Mites are basically to snakes what fleas are to cats and dogs. Like fleas, they are tiny little bloodsuckers that can transmit dangerous bacteria and viruses, as well as other parasites. As one could expect, infestations can be extremely unpleasant for snakes. They also weaken them, leaving them more susceptible to other health issues.
Mites are quite common, so it’s important to watch for signs of infestations. They are visible to the naked eye. They look like tiny black or red dots, and kind of resemble coffee grounds. They usually cluster around the eyes, nostrils, and chin. You may also spot their feces, which look like small white flakes. Or, you may find some on your hands after handling your pet. It’s worth noting that infested snakes often soak themselves in water to try and drown the mites. If your scaled buddy is spending more time than usual in his pool, mites could be the reason.
If you spot mites, don’t panic. Infestations are treatable. You’ll need to soak your snake in medicine to kill the mites. If you’ve never done this before, consult your vet. It’s important to use the right products and dosages. You’ll also need to thoroughly clean and disinfect your snake’s habitat and everything in it. You can use a product specifically made for this, or a bleach/water solution. Rinse well, and make sure everything is completely dry before reassembling your pet’s home. If you have other snakes, you’ll also need to check them and clean their cages as well. We also recommend scheduling a follow-up with your vet, just to make sure your pet is ok. Ask your vet for more information.
Fortunately, mite infestations are fairly easy to prevent.
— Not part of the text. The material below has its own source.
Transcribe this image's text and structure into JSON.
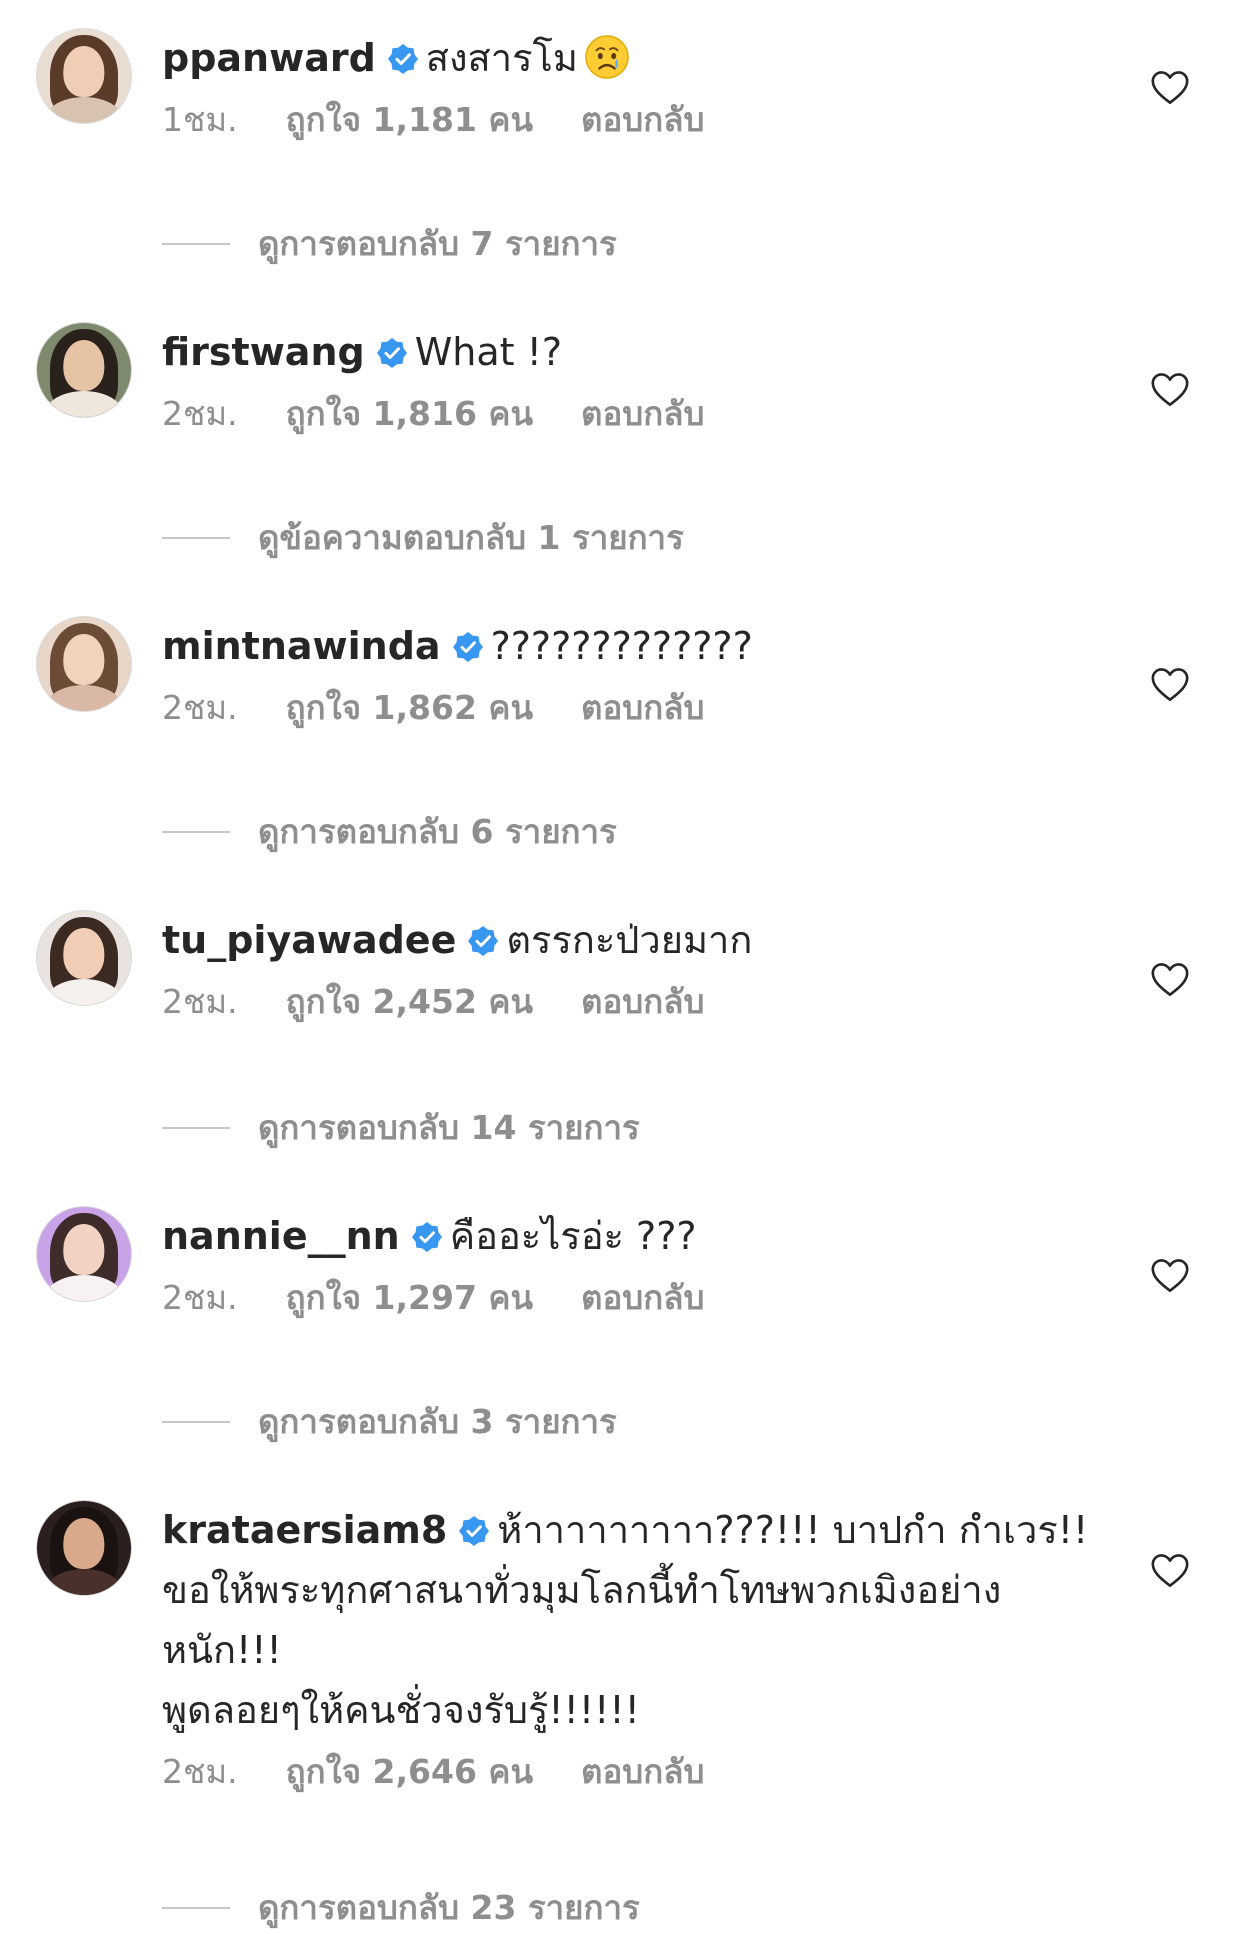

If you thoroughly clean and disinfect your pet’s habitat regularly—about every two weeks or so—the odds of an infestation go way down.
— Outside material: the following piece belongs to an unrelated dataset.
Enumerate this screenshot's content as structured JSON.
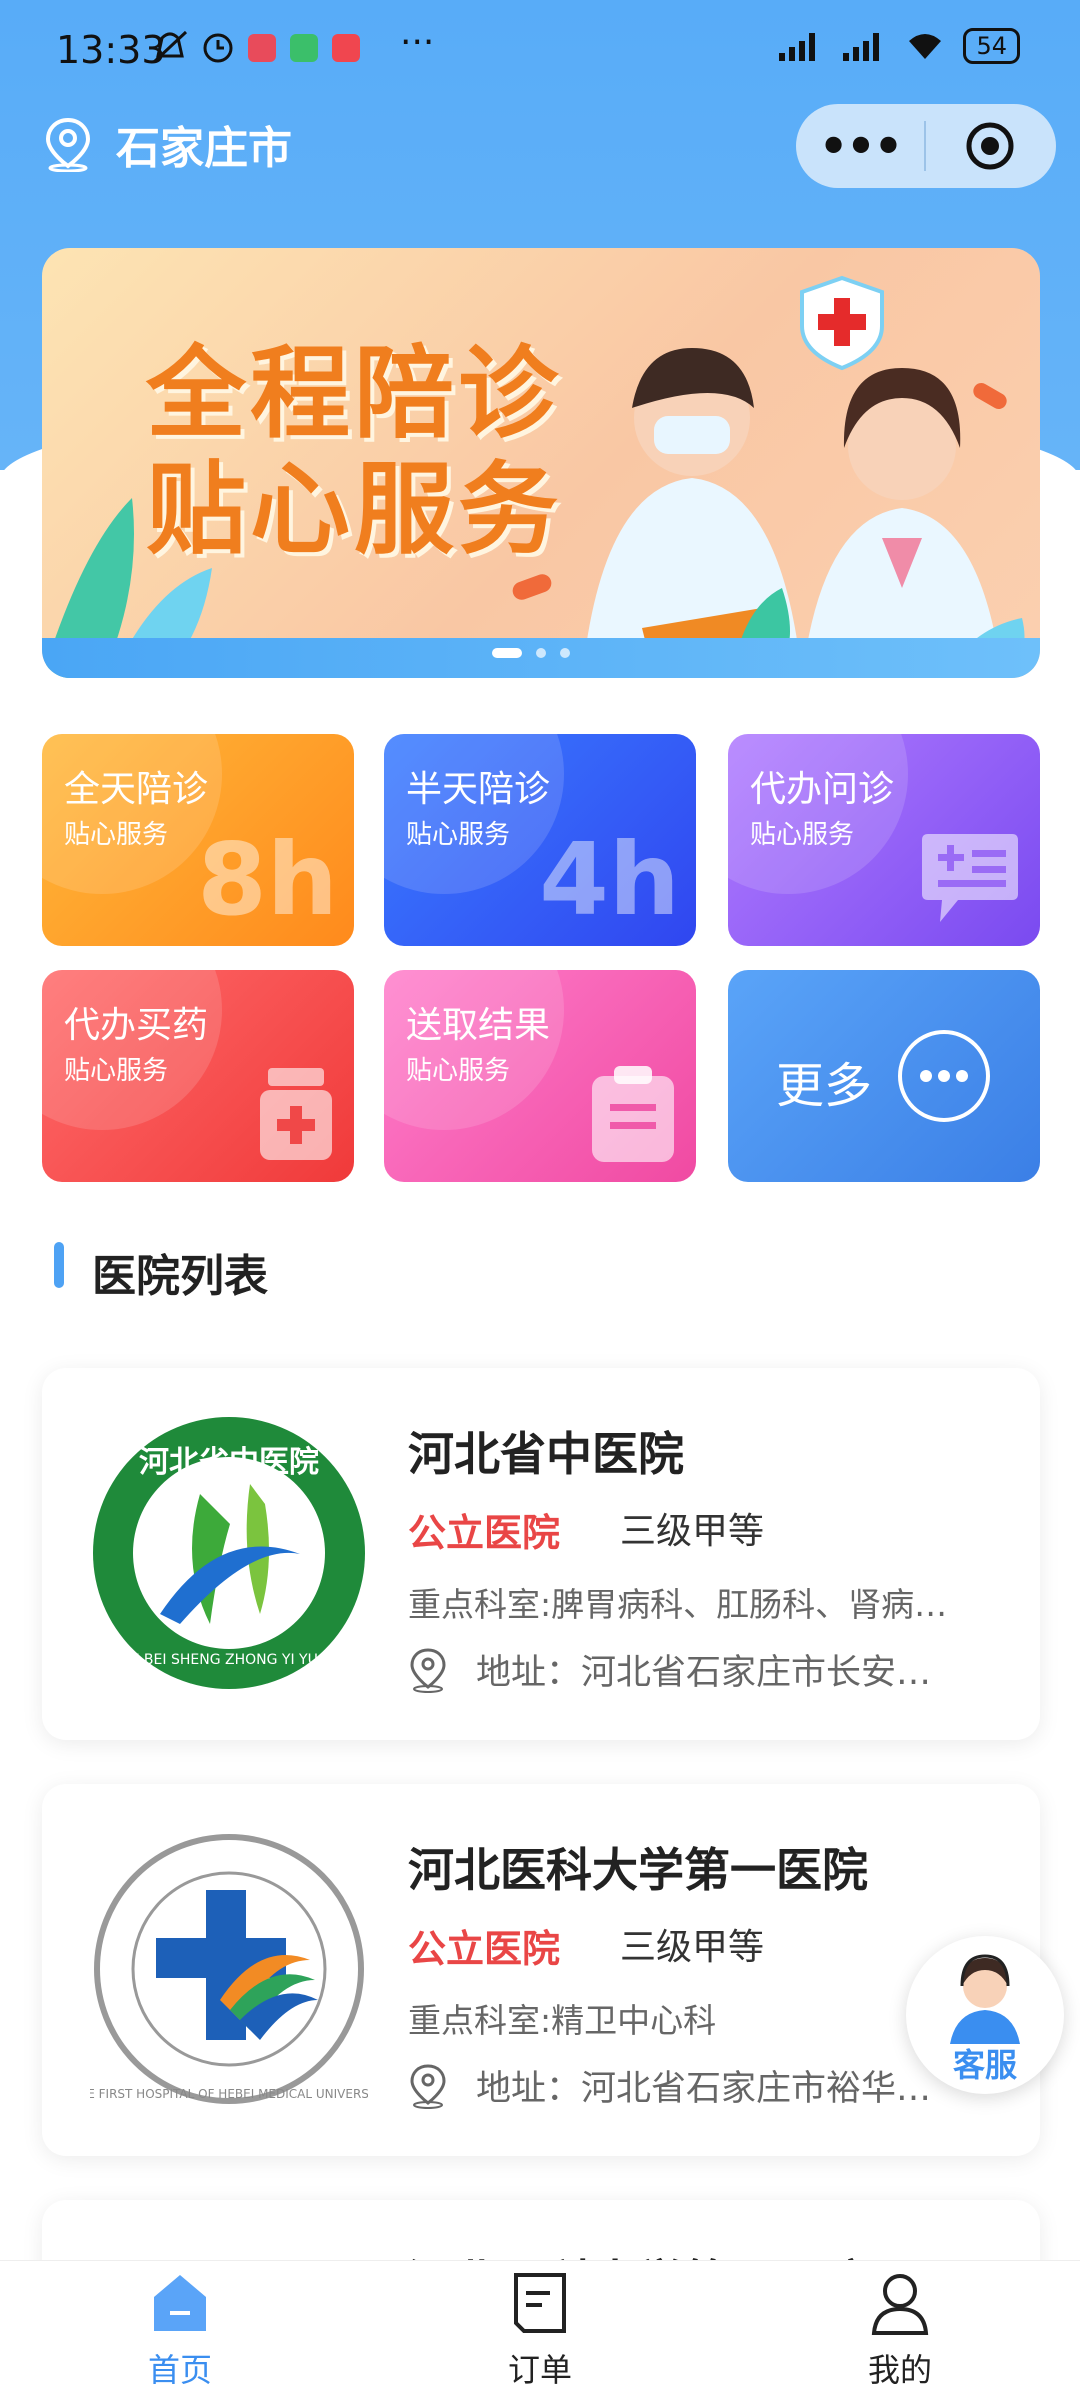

Do you have questions about caring for a pet snake? Contact us, your Covington, GA vet clinic, today!